The Downtowners book group discusses a lively mix of fiction, nonfiction, classics, and genres.
House of Stone: A Memoir of Home, Family, and a Lost Middle East  by Anthony Shadid.
In the summer of 2006, racing through Lebanon to report on the Israeli invasion, Anthony Shadid found himself in his family’s ancestral hometown of Marjayoun. There, he discovered his great-grandfather’s once magnificent estate in near ruins, devastated by war. One year later, Shadid returned to Marjayoun, not to chronicle the violence, but to rebuild in its wake.
Five Days at Memorial: Life and Death in a Storm-Ravaged Hospital  by Sheri Fink.
After Katrina struck and the floodwaters rose, the power failed, and the heat climbed, exhausted caregivers chose to designate certain patients last for rescue. Months later, several health professionals faced criminal allegations that they deliberately injected numerous patients with drugs to hasten their deaths. This gripping book is the culmination of six years of reporting, unspooling the mystery of what happened in those days, bringing the reader into a hospital fighting for its life and into a conversation about the most terrifying form of health care rationing.

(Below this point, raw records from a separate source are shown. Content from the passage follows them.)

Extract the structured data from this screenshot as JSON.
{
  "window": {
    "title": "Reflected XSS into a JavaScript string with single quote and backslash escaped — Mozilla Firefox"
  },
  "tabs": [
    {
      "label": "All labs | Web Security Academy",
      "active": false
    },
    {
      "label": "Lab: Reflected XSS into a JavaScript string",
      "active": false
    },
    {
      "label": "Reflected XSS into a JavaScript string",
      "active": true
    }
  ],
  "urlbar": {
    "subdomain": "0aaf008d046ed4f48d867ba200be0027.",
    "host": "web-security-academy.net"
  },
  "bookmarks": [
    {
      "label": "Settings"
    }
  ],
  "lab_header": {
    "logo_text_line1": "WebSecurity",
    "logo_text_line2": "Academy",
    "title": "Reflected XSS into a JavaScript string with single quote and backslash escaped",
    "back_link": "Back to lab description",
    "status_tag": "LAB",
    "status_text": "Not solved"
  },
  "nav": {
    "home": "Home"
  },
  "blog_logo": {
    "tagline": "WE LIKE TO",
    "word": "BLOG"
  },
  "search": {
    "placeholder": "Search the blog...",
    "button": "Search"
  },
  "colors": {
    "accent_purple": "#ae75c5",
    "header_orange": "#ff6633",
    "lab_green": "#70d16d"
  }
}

Flight Behavior  by Barbara Kingsolver.
In what may be the first novel to realistically imagine the near-term impact of “global weirding,” Barbara Kingsolver sets her latest story in rural Appalachia . In fictional Feathertown, Tennessee, Dellarobia Turnbow—on the run from her stifling life—charges up the mountain above her husband’s family farm and stumbles onto a “valley of fire” filled with millions of monarch butterflies. This vision is deemed miraculous by the town’s parishioners, then the international media. But when Ovid, a scientist who studies monarch behavior, sets up a lab on the Turnbow farm, he learns that the butterflies’ presence signals systemic disorder—and Dellarobia's in-laws’ logging plans won’t help.
Clash of Civilizations Over an Elevator in Piazza Vittoriao  by Amara Lakhous.
A social satire and murder mystery concerning an immigrant-filled apartment complex in Rome. After a murder in the building elevator, each occupant of the Piazza Vittorio—among these, Parviz Mansoor Samadi, an Iranian chef who detests pizza; Benedetta Esposito, an aging concierge from Naples; Iqbal Amir Allah, a Bangladeshi shopkeeper—gets a chapter to relate the truth as he or she knows it (or wants it known), apparently to the police. The odd man out, and the main suspect, is Amedo, a man believed by his neighbors to be a native Italian. The tenants are by turns outraged, disillusioned, defensive and afraid, and their frequently wild testimony teases out intriguing psychological and social insight alongside a playful whodunit plot, exposing the power of fear, racial prejudice and cultural misconception to rob a neighborhood of its humanity.
Guns of August  by Barbara Tuchman.
In this landmark, Pulitzer Prize–winning account, renowned historian Barbara W. Tuchman re-creates the first month of World War I: thirty days in the summer of 1914 that determined the course of the conflict, the century, and ultimately our present world.
Cartwheel  by Jennifer duBois.
Lily Hayes, 21, is a study-abroad student in Buenos Aires. Her life seems fairly unexceptional until her roommate, Katy, is brutally murdered, and Lily, charged with the crime, is remanded to prison pending her trial. But is she guilty, and who is Lily, really? To find answers to these questions, the novel is told from multiple points of view—not only that of Lily but also that of her family; of sardonic Sebastien, the boy with whom she has been having an affair; and of the prosecutor in the case.
Margot  by Jillian Cantor.
Can you hide from your past and change who you are? If you try, what do you risk losing? This delicately written novel proposes an alternate fate for Anne Frank’s sister: Margot Frank survives the war, moves to Philadelphia, finds work as a law secretary and assumes the identity ‘Margie Franklin.’ But when the movie version of The Diary of a Young Girl is released and the law firm takes on the case of a Holocaust survivor, Margot’s past and Margie’s carefully constructed present collide. This great book will appeal to reading groups and fans of alternative history, what-if novels and character-centered fiction.
Kaite Stover is the Director of Readers' Services for the Kansas City Public Library, where she serves as the resident expert on book groups. She hosts workshops and presentations nationwide that focus on improved book group experiences. Booklist magazine publishes her side of its regular column "He Reads/She Reads." For more info on the Downtowners Book Group, contact Kaite Stover  at 816.701.3683.